TCHAUL, ATÉ LOGO; that’s Portuguese for “BYE, SEE YOU LATER” . . . :)

salt cod fish croquettes - 'bolinhos de bacalhau'


40 fish balls (35 grams each)


  • 500 grams (4 cups) soaked, de-boned, skinned, flaked salt cod (from 750 grams dried salt cod)
  • 750 grams (4 cups) cooked & mashed potatoes
  • 125 grams (1 large) finely grated yellow onion (or use 3 large spring onions)
  • 12,5 grams (1 tbsp) crushed garlic
  • 25 grams (2 tbsp) finely grated celery
  • 115-170 grams (2-3 large) eggs (separated into yolks & whites)
  • 4 bay leaves
  • 10 grams (4 tbsp) fresh chopped flat-leaf parsley
  • 5 grams (2 tbsp) fresh dill fronds
  • 2,5 grams (1 tbsp) chopped chives
  • 480 – 720 ml (2-3 cups) whole milk
  • 30 ml (2 tbsp) white vinegar
  • 2 grams (½ tsp) whole mixed peppercorns
  • 4 slices lemon rind (from ½ a lemon)
  • 1 gram (¼ tsp) lemon zest
  • 1 gram (¼ tsp) ground pepper 
  • 1 gram (¼ tsp) fine sea salt (if necessary)
  • optional : 135 grams (1 cup) dried breadcrumbs
  • 720 ml-1000 ml (3-4 cups) vegetable oil for frying 

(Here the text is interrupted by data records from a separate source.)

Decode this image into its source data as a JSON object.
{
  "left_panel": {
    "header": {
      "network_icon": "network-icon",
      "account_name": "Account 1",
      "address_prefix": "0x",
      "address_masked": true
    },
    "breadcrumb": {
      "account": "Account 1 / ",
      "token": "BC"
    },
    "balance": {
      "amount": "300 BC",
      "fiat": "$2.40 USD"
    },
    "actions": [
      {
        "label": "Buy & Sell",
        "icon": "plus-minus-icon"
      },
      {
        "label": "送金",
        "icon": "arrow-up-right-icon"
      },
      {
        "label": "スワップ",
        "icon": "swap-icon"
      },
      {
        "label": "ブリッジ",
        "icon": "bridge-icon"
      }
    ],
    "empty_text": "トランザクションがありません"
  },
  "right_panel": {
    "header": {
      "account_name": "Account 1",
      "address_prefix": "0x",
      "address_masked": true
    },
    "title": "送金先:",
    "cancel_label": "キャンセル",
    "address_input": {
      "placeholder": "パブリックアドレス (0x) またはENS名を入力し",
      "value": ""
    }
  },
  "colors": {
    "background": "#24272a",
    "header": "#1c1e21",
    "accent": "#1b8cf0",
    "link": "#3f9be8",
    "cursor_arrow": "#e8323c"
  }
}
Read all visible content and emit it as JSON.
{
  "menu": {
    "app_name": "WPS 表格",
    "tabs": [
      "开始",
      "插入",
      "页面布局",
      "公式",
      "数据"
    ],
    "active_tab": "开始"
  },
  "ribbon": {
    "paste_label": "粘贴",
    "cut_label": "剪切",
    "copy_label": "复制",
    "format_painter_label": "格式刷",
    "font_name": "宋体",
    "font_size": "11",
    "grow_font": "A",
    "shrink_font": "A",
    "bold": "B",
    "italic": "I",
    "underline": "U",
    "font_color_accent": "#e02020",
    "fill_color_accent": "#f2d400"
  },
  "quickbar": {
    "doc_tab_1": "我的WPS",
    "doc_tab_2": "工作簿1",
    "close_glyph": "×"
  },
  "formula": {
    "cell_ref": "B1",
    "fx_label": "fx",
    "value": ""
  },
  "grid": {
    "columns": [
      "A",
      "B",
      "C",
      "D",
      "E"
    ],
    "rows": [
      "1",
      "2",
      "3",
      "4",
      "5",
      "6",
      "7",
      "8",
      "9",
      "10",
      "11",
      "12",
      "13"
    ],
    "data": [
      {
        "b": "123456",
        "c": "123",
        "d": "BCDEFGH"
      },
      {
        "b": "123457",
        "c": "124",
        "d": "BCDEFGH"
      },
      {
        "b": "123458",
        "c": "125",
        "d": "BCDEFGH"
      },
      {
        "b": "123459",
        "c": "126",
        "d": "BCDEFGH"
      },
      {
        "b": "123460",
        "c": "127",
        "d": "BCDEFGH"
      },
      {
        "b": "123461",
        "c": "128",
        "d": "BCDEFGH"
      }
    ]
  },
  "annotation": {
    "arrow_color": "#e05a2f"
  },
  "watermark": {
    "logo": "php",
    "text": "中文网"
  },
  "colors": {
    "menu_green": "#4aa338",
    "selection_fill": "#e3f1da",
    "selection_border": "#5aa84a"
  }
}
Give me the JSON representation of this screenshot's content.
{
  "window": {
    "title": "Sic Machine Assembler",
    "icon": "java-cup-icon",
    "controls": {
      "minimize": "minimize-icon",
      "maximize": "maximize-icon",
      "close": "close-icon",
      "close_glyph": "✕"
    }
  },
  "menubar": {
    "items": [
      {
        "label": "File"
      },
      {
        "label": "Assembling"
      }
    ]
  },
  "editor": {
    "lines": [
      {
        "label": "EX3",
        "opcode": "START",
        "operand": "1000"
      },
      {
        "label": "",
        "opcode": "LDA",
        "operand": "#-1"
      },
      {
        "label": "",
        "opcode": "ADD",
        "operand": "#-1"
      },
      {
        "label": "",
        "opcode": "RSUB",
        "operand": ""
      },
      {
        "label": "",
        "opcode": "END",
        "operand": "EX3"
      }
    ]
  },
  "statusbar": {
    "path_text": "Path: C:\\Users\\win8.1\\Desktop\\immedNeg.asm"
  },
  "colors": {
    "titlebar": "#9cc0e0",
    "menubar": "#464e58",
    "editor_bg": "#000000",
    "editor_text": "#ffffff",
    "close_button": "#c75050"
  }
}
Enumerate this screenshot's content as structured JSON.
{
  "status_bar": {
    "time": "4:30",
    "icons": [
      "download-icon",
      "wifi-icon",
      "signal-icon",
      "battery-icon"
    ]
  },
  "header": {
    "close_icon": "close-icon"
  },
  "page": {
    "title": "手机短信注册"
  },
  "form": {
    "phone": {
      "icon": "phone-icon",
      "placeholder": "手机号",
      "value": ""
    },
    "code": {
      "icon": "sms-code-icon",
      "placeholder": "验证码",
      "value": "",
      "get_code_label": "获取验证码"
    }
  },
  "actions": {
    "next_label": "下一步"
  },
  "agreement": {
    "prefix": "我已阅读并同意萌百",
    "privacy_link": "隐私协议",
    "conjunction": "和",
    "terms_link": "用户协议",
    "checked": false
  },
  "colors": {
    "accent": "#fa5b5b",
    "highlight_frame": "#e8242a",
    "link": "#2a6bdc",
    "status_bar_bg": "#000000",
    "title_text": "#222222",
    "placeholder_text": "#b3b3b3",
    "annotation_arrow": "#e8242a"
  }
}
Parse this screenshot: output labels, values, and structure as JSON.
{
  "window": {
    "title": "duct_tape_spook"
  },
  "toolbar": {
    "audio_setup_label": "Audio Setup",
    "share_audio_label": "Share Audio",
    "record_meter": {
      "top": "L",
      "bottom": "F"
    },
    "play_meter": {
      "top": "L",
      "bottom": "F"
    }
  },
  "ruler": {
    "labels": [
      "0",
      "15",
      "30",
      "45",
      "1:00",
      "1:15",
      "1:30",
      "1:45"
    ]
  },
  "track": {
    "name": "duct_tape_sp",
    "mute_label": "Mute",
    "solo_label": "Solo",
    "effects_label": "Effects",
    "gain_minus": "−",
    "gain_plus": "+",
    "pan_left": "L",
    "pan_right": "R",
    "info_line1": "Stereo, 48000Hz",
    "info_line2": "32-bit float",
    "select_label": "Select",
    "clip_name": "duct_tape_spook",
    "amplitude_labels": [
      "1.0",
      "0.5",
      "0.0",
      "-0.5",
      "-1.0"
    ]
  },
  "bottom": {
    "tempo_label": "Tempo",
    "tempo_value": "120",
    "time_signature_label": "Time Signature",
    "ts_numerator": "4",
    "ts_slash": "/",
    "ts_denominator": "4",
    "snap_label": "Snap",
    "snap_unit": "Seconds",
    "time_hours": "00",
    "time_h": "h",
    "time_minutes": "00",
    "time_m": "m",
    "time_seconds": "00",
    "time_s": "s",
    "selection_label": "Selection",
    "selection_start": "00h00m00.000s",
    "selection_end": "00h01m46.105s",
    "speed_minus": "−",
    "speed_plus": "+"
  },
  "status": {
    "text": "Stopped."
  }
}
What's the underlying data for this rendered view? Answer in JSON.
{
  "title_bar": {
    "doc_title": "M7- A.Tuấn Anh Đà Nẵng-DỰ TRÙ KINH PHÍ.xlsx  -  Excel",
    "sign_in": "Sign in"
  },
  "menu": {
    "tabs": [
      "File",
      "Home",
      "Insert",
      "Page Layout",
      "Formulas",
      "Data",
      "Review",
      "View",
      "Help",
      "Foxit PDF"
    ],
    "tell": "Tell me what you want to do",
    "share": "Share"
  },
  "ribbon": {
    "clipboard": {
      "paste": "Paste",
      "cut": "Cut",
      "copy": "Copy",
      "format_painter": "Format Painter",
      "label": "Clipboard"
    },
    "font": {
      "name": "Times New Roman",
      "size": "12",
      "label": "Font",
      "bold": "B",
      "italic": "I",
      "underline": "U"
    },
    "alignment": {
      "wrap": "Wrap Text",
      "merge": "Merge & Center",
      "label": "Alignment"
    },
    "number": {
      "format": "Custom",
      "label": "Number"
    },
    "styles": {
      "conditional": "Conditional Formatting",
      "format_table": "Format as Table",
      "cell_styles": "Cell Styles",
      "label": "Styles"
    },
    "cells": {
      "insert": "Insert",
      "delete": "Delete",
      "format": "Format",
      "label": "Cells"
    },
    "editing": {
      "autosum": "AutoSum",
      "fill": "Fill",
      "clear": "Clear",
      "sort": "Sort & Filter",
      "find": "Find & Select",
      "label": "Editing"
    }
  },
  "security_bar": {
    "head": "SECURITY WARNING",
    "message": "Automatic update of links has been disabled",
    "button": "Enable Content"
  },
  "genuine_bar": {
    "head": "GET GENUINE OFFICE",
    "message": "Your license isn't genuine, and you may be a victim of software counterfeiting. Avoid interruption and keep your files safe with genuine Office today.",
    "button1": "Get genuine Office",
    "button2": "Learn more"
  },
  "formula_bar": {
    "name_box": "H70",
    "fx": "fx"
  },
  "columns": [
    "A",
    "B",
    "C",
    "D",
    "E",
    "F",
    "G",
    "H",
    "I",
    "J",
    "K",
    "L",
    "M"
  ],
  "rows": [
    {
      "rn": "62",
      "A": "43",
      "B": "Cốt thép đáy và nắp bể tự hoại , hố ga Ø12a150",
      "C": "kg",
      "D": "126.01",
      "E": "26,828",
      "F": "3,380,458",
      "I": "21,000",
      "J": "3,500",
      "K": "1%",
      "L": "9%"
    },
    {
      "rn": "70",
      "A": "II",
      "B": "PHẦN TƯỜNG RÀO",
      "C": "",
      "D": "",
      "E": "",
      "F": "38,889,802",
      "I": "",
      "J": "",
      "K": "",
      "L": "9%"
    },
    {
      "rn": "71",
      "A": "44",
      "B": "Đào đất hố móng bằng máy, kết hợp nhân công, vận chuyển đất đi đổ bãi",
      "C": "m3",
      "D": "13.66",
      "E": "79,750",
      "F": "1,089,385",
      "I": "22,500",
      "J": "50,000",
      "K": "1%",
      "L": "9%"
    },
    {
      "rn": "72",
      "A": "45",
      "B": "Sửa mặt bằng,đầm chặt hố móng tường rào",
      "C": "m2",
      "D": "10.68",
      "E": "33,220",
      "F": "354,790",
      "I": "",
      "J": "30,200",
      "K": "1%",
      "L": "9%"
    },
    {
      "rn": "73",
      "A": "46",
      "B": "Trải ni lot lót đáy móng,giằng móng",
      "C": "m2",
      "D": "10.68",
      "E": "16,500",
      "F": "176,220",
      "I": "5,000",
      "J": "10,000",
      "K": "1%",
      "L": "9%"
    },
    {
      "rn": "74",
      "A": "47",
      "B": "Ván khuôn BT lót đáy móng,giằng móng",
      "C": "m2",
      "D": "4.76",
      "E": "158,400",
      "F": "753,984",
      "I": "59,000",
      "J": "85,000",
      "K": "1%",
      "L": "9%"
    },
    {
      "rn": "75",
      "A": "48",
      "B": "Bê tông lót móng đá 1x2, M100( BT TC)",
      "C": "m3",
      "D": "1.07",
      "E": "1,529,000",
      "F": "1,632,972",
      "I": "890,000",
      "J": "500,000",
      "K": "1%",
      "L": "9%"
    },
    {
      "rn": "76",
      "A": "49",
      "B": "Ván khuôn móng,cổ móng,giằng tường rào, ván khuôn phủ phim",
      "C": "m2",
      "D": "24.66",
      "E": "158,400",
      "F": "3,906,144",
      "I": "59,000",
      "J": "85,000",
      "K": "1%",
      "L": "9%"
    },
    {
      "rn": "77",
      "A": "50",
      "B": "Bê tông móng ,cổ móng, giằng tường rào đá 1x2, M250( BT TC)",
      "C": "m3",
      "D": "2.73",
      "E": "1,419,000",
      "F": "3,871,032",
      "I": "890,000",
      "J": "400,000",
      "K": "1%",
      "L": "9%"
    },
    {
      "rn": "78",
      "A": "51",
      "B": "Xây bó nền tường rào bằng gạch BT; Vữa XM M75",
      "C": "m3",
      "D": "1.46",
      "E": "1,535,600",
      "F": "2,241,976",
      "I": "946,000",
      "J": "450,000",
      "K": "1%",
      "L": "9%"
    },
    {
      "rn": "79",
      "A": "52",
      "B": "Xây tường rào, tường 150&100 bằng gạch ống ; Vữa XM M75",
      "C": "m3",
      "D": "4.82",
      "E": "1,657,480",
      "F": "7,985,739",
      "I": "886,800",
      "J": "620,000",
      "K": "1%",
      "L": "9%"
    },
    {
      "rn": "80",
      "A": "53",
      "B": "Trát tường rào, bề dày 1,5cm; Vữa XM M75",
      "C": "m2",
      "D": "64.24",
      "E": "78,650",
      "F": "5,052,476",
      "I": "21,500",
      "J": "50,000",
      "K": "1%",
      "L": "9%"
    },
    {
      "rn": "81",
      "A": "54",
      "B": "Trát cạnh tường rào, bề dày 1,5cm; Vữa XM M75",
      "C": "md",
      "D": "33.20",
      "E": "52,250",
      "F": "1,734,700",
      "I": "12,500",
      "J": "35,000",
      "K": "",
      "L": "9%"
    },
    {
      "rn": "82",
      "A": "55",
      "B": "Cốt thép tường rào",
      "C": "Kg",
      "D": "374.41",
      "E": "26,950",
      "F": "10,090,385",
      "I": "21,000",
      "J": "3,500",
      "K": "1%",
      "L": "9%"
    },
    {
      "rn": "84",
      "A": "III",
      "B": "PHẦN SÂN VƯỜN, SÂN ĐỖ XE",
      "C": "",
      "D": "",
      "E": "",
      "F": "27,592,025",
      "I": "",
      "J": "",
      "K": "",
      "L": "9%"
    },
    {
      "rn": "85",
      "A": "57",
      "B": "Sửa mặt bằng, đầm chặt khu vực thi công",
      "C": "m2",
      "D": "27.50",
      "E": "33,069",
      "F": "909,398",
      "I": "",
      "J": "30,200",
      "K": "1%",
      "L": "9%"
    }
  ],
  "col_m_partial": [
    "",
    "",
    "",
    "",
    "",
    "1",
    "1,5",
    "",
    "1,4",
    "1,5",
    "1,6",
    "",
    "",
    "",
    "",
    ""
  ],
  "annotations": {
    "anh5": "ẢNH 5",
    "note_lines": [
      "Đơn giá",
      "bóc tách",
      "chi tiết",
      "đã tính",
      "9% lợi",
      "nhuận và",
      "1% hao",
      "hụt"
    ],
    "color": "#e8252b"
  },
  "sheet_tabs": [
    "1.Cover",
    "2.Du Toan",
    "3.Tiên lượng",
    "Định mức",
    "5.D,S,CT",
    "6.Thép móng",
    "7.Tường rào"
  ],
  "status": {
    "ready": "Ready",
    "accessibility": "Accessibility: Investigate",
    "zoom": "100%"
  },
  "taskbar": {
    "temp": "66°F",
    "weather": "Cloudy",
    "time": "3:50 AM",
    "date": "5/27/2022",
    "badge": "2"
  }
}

  • soak the dried & salted cod in water for 24 hours (change the water after 12 hours), taste a small piece (yes, it’s safe) and if it’s too salty for you, then change the water again and wait another 12 hours then drain (you can use this water later)
  • place the unpeeled whole potatoes in 2 liters regular water (or as I do, 2 liters of the salty cod water) and 2 tbsp white vinegar, bring to a boil (about 10 minutes) and let boil for another 15-20 minutes until tender, remove, let cool slightly but still warm to the touch, then peel off the skins and use a ricer or potato press to crush them
  • place the salt cod pieces (cut in half or quarters) in 2-3 cups milk and 2-3 cups of water (or enough to cover everything), add 2-3 bay leaves and some peppercorns and some lemon rind, bring to a boil (about 10 minutes before it reaches a boil), then turn off the heat immediately when it begins to boil, cover with a lid and let sit for 5-10 minutes
  • remove the fish from the hot milk & water, let it cool down, then remove the skin and bones carefully while flaking the flesh coarsely with your fingers (rinse your hands often because they become too sticky to separate the flesh from the bones and skin) 
  • place the fish flakes in a towel and rub them together (this is the Portuguese way) or simply pulse it several times in a food processor, remove any extra bones you discover
  • grate the onions and celery very finely, crush the garlic and chop up all the herbs and zest some lemon
  • separate the eggs (start with 2 eggs and add 1 later if necessary), reserve the yolks and beat the egg whites with a pinch of salt and 2 drops of white vinegar until frothy and stiff
  • combine the crushed potatoes with the flaked fish and herbs and egg yolks (start with 2 egg yolks then see if you need a third one) until smooth (I used a hand-held mixer), at the end, gently fold in the egg whites (from 2-3 eggs) with a spoon
  • do a frying taste-test with 1 or 2 patties/balls before shaping/forming all of the fish cakes/balls and adjust to your taste (mine were fine and didn’t need any extra salt)
  • chill the mixture for at least 60 minutes before shaping/forming into balls of about 2½ tbsp or 35 grams each (you can make them larger if you wish)
  • coat the fish croquettes/cakes/balls with the breadcrumbs (this is optional but much easier for handling and for freezing because they don’t stick together)
  • note : you can freeze the fish croquettes/cakes/balls on a platter and then transfer to freezer bags and thaw them several hours before frying
  • fry the fish croquettes in hot vegetable oil (or a combination with olive oil) in a deep frying pan or deep-fryer at 165°C-170°C for about 7-8 minutes total (I used a kitchen thermometer because if the oil is too hot, they will burn on the outside and not cook enough on the inside and if it’s not hot enough, the fish croquettes/balls will absorb too much oil while cooking) 
  • serve warm with some lemon slices, mayonnaise or tartare sauce or as I did with my combination tzatziki-tartare sauce that I had created for my fish & chips recipe, called “tartziki-tzartare” sauce, (you can see the recipe here).